Franklin – The eldest son was a member of Co. E, Sixth West Virginia Cavalry, late Third Infantry. He was wounded and captured, but lived to father ten children by two wives. He died November 26, 1899.

Herbert (Cudge) – The fourth son was taken prisoner at Franklin in Pendleton County on May 25, 1862. He was sent to Libbey Prison and was never seen again. He had one child–Jerome.

James – A member of Co. E, Third West Virginia Infantry, James was killed at the Battle of Cross Keys, Virginia. It was around the same time Franklin and Cudge were taken prisoner.

Lafayette – Another member of Co. E, Third West Virginia Infantry, Lafayette survived the war.  He married Elizabeth Cogar and had seven children. He died November 13, 1907.

Lothrop – His first enlistment was in Co. E, First West Virginia Light Artillery. He re-enlisted in the First West Virginia Cavalry. He survived the war and had eight children.

Mortimer – Somehow, Mortimer ended up in the Sixth Illinois Infantry. He died February 28, 1885, in Illinois.

In 1976, Mona Phillips Morgan wrote this:

The New England patriotism of the Phillips family was renewed in its Upshur County branch during the Civil War. We are proud to say no Upshur County Phillips had to be drafted in that war. There are thirteen Phillips names listed.

Most of the Phillipses were fond of hunting and fishing. They did not strive for wealth although they lived well, and had plenty to eat and wear. They were honest, law-abiding people who always stood for the right and were ready to defend and protect the flag of our country.

They had a common purpose, that of building a nation under God. They had high hopes for their descendants.

As do I.

2 thoughts on “Appalachian Thursday–Civil War Veterans

Leave a Reply

Fill in your details below or click an icon to log in:

WordPress.com Logo

You are commenting using your WordPress.com account. Log Out / Change )

Twitter picture

You are commenting using your Twitter account. Log Out / Change )

Facebook photo
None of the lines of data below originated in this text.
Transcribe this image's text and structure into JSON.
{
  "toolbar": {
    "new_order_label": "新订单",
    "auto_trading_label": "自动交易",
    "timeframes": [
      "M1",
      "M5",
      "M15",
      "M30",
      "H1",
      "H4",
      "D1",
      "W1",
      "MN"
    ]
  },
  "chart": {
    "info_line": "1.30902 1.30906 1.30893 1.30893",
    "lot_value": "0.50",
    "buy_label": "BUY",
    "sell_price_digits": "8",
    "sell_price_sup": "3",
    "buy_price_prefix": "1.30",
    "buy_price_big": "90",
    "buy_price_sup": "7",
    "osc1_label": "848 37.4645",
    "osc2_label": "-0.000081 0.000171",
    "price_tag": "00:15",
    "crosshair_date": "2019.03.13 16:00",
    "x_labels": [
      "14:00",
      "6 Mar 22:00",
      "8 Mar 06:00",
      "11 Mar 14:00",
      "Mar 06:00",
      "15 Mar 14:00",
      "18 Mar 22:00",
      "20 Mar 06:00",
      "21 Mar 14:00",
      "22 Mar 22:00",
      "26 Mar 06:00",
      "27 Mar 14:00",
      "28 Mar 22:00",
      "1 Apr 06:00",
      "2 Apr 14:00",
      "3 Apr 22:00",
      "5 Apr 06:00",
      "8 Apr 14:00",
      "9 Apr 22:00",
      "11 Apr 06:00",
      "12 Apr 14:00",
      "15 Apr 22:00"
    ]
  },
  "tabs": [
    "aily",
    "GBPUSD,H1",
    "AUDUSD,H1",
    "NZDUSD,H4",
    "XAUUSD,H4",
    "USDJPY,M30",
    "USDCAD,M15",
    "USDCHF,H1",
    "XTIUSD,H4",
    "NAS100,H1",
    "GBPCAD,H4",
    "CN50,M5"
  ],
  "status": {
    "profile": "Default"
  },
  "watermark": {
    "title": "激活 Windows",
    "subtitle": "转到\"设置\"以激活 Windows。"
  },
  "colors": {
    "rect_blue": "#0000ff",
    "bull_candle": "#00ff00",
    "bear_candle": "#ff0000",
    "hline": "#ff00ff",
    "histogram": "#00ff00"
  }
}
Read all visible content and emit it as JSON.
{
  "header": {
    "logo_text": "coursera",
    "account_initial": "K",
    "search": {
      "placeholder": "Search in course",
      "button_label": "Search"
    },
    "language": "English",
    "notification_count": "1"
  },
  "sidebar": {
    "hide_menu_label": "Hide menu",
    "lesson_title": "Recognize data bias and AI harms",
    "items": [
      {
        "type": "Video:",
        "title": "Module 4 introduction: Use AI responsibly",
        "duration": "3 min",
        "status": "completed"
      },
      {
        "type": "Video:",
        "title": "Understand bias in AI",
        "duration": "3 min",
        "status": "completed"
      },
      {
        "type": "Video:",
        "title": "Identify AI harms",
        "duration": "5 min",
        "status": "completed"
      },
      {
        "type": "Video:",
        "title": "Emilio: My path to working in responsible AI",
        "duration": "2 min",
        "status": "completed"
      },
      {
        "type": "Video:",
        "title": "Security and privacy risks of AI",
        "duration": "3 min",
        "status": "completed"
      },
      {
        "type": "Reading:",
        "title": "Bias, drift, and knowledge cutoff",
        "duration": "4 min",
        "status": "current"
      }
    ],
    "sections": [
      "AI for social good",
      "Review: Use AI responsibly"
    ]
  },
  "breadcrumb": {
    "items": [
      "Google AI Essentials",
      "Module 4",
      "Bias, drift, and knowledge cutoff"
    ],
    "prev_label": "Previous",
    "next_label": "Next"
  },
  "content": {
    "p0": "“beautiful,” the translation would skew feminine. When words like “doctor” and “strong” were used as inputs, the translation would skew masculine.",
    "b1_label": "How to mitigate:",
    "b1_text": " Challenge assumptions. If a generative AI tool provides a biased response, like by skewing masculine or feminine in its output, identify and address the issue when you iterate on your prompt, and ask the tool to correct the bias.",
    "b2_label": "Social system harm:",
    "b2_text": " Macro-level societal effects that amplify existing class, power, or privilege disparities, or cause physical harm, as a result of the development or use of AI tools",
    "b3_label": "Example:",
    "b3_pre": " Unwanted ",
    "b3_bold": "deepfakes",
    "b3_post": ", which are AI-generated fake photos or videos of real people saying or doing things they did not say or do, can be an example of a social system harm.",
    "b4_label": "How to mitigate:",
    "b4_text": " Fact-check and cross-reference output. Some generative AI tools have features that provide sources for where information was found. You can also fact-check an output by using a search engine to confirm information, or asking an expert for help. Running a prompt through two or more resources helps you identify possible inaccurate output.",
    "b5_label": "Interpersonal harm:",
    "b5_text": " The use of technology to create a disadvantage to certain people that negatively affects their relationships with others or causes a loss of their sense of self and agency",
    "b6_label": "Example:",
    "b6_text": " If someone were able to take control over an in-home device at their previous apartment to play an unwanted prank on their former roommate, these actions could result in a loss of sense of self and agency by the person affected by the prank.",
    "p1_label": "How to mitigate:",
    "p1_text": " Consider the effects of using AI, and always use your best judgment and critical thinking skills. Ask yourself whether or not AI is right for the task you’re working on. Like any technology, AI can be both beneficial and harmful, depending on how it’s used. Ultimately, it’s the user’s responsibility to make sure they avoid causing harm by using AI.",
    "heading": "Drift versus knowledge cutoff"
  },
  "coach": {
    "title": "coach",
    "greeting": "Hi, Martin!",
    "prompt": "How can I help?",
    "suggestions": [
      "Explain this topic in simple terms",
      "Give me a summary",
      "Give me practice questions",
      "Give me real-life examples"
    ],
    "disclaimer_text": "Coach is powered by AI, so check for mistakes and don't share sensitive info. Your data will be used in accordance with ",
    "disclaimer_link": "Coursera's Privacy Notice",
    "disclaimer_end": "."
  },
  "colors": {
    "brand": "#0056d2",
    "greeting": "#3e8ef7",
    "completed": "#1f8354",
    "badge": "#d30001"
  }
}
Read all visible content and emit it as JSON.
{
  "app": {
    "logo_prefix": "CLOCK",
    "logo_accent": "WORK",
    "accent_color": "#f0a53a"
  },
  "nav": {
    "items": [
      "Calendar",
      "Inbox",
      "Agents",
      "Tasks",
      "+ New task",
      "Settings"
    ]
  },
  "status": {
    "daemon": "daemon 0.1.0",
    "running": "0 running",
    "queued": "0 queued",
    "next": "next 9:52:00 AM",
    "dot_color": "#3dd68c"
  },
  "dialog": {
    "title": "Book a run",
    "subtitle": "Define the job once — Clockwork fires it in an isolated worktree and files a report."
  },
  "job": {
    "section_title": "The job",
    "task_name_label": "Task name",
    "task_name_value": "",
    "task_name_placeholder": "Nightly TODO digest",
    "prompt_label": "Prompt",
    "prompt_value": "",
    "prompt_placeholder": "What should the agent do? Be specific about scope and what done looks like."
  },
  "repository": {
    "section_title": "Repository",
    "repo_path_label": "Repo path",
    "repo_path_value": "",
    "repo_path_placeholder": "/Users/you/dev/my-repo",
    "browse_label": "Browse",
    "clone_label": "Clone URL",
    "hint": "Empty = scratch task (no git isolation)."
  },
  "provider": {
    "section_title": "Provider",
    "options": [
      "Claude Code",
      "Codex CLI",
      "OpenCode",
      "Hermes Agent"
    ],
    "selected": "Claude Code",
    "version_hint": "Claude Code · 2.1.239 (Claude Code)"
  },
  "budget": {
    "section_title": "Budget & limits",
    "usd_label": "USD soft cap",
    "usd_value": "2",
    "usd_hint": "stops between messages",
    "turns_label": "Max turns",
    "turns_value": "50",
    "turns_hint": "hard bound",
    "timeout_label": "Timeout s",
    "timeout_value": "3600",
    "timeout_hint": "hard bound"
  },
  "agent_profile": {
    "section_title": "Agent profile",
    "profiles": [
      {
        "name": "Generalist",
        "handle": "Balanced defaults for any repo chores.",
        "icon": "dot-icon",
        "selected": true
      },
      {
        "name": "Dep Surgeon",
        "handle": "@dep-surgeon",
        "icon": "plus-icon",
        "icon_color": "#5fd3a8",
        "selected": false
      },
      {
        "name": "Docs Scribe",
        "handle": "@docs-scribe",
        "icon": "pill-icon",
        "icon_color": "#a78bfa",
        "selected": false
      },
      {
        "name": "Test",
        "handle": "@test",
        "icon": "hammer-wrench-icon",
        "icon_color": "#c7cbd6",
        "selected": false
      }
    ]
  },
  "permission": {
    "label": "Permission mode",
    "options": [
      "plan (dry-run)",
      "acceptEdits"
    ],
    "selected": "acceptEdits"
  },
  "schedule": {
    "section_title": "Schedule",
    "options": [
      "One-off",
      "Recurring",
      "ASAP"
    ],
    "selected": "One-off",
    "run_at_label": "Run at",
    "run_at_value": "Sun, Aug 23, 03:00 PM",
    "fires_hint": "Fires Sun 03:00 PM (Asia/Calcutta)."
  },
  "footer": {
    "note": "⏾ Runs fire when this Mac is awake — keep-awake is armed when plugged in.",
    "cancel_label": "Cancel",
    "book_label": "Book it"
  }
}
You are commenting using your Facebook account. Log Out / Change )

Google+ photo

You are commenting using your Google+ account. Log Out / Change )

Connecting to %s